AB - The new territory of ultraviolet imaging polarimetry is being explored at the University of Wisconsin Space Astronomy Lab by a sounding rocket payload, the Wide-Field Imaging Survey Polarimeter (`WISP'). WISP uses an 8-inch F/1.9 all-reflective Schmidt telescope, a large rotatable stressed CaF2 waveplate, and a fixed polarizing mirror coated with an opaque monolayer of ZrO2, illuminated at the Brewster angle. The payload has flown successfully four times, targeting the Pleiades Reflection Nebula, the Large Magellanic Cloud, comet Hale-Bopp, and the diffuse light of our Galaxy.

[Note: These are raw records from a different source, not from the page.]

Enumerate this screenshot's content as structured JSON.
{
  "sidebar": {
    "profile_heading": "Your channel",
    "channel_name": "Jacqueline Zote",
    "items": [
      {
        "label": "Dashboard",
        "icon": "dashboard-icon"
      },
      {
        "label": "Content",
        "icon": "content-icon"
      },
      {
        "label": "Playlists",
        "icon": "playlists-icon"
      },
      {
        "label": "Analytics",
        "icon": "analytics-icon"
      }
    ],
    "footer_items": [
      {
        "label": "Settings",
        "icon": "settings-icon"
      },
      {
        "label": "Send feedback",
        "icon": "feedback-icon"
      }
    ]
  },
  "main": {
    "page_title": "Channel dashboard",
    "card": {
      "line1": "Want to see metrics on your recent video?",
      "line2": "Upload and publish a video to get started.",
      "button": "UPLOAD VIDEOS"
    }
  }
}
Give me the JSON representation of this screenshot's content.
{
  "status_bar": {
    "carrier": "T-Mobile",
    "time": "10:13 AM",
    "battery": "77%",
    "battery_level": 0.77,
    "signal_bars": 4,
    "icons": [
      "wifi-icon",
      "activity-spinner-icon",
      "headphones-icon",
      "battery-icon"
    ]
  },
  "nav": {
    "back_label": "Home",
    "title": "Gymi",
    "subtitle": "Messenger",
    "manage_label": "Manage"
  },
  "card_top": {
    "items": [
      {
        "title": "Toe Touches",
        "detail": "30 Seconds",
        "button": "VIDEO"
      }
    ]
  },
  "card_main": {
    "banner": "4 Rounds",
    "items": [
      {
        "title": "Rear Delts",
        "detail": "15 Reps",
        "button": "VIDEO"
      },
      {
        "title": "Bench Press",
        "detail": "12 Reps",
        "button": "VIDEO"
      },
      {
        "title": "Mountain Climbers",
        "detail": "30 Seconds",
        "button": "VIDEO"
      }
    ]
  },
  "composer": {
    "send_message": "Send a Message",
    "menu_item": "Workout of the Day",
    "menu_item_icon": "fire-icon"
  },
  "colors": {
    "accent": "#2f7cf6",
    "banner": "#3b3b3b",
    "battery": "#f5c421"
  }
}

An improved payload in the concept stage is Cosmic Ultraviolet Polarimetric Imaging Device (`CUPID'), which would use a 20-inch Gregorian Paul-Baker telescope, WISP-style polarimetric optics, and multilayer reflective coatings to achieve wide-field imaging polarimetry with more than 15 times the sensitivity of WISP. It is to be used to separate the Galactic and Cosmological components of the ultraviolet diffuse background using their polarimetric properties. High resolution stellar spectropolarimetry in the far ultraviolet is to be pioneered by a sounding rocket payload in the design stage, the Far-Ultraviolet Spectropolarimeter (`FUSP'). This instrument is to have a spectral resolution of 0.07 nm and a spectral coverage from 105 to 145 nm. It uses a 20-inch telescope with polarimetric optics at the prime focus, and a far ultraviolet spectrometer using an aberration-corrected holographic grating. The polarimetric analyzer will be a thin LiF stressed waveplate, followed by a Brewster-angle polarizer of natural diamond. Scientific goals include diagnosis of the geometry and magnetic fields in stellar envelopes via resonance scattering and the Hanle Effect.

UR - http://www.scopus.com/inward/record.url?scp=0033361594&partnerID=8YFLogxK

UR - http://www.scopus.com/inward/citedby.url?scp=0033361594&partnerID=8YFLogxK

M3 - Conference contribution

AN - SCOPUS:0033361594

VL - 3764

SP - 124

EP - 133

BT - Proceedings of SPIE - The International Society for Optical Engineering

PB - Society of Photo-Optical Instrumentation Engineers

ER -